Lyme disease is transmitted via the bite of an infected black-legged tick, commonly known as a deer tick. It is caused by four main species of bacteria: Borrelia burgdorferi and Borrelia mayonii are prevalent in the United States, while Borrelia afzelii and Borrelia garinii are the leading causes of Lyme disease in Europe and Asia.
If you are bitten by a tick or have gotten a tick removed, a small, red bump appears at that point which should resolve over a few days. This is normal after a tick bite and does not indicate Lyme disease. If symptoms of Lyme disease persist, it’s time to get checked.
What does it test for?
The Lyme Disease test identifies levels of Borrelia (BORR) in the blood which indicates whether someone has contracted Lyme disease.
- Borrelia (BORR)
Who should get tested?
A minority of black-legged ticks bites will cause Lyme disease, however that doesn’t rule the danger of developing Lyme disease out. You are more likely to contract Lyme disease…
- If you are presenting with symptoms of Lyme disease in the days following being bitten or having the tick removed.
- Living in a place that is rich in vegetation or woodland.
- Live in Northern America or Northern Europe.
- go camping or hiking on a regular basis.
- you come into contact with larger woodland animals on a regular basis.
What are the symptoms?
Lyme disease is most prevalent in Summer and Autumn. If you experience these symptoms, you should consider getting checked.
Rash/Itch: Between 3 and 30 days of being bitten by a tick, a rash in which the point of being bitten turns clear and a red rash spreads out in a circular pattern may occur.

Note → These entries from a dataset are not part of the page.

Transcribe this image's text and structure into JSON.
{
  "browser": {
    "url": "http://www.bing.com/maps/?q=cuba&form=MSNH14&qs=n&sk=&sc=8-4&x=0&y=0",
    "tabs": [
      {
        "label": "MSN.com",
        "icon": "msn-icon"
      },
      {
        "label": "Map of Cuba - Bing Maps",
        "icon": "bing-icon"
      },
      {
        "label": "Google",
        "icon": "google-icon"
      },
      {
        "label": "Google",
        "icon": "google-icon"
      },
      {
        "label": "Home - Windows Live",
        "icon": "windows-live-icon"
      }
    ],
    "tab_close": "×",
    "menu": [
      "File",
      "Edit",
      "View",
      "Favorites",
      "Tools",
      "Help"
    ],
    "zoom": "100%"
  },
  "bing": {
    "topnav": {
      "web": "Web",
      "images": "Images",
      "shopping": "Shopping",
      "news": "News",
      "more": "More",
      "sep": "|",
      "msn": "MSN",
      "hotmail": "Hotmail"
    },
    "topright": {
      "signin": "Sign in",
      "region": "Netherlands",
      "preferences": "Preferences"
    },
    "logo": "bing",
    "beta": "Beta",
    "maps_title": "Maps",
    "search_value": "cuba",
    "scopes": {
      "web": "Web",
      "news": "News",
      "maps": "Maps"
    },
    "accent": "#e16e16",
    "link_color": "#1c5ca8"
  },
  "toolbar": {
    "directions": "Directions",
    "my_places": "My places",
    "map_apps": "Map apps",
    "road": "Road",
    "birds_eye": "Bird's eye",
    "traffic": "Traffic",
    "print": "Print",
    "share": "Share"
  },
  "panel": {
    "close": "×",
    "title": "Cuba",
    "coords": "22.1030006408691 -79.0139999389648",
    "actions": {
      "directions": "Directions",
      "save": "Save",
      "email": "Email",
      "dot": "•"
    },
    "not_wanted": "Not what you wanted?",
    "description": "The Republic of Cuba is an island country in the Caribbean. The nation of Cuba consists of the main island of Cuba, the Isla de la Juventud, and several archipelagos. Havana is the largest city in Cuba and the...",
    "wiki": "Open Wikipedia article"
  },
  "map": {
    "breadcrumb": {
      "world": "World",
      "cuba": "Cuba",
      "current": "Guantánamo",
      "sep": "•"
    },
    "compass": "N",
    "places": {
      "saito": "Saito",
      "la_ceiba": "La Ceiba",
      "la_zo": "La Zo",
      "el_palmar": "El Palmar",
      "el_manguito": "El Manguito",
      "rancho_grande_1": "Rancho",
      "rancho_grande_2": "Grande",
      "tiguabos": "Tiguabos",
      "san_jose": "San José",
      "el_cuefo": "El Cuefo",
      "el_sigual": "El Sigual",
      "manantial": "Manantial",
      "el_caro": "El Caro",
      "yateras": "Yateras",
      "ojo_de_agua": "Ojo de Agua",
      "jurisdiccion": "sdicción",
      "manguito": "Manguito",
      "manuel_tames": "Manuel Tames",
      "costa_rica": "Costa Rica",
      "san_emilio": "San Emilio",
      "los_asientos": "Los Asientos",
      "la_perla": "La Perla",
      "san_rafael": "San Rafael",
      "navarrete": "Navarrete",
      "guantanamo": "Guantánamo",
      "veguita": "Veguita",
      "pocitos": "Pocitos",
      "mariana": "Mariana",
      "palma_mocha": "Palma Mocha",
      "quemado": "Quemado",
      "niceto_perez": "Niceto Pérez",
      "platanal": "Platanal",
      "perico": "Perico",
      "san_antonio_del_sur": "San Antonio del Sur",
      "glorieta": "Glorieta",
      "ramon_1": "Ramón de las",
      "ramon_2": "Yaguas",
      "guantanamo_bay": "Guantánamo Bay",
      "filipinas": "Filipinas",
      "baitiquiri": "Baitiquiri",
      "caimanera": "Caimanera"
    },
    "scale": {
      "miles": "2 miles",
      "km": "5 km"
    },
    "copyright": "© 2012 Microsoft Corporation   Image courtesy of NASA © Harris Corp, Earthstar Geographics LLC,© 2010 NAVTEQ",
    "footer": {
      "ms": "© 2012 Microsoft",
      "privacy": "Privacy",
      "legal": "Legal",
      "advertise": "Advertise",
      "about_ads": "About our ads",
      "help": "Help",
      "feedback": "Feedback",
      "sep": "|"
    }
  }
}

This pattern can appear in other parts of the body.
Flu-like symptoms: a headache, fever, chills, and fatigue could be indicative of Lyme disease.
The spread of a red color across the skin: also known as Erythema migrans occurs when the rash develops across the body.
Neurological numbing: Bell’s palsy, meningitis, and impaired muscle movement may occur due to the swelling of brain tissue in the later stages of Lyme disease.
How to provide a sample
Watch our instructional video to see how easy it is to collect your sample.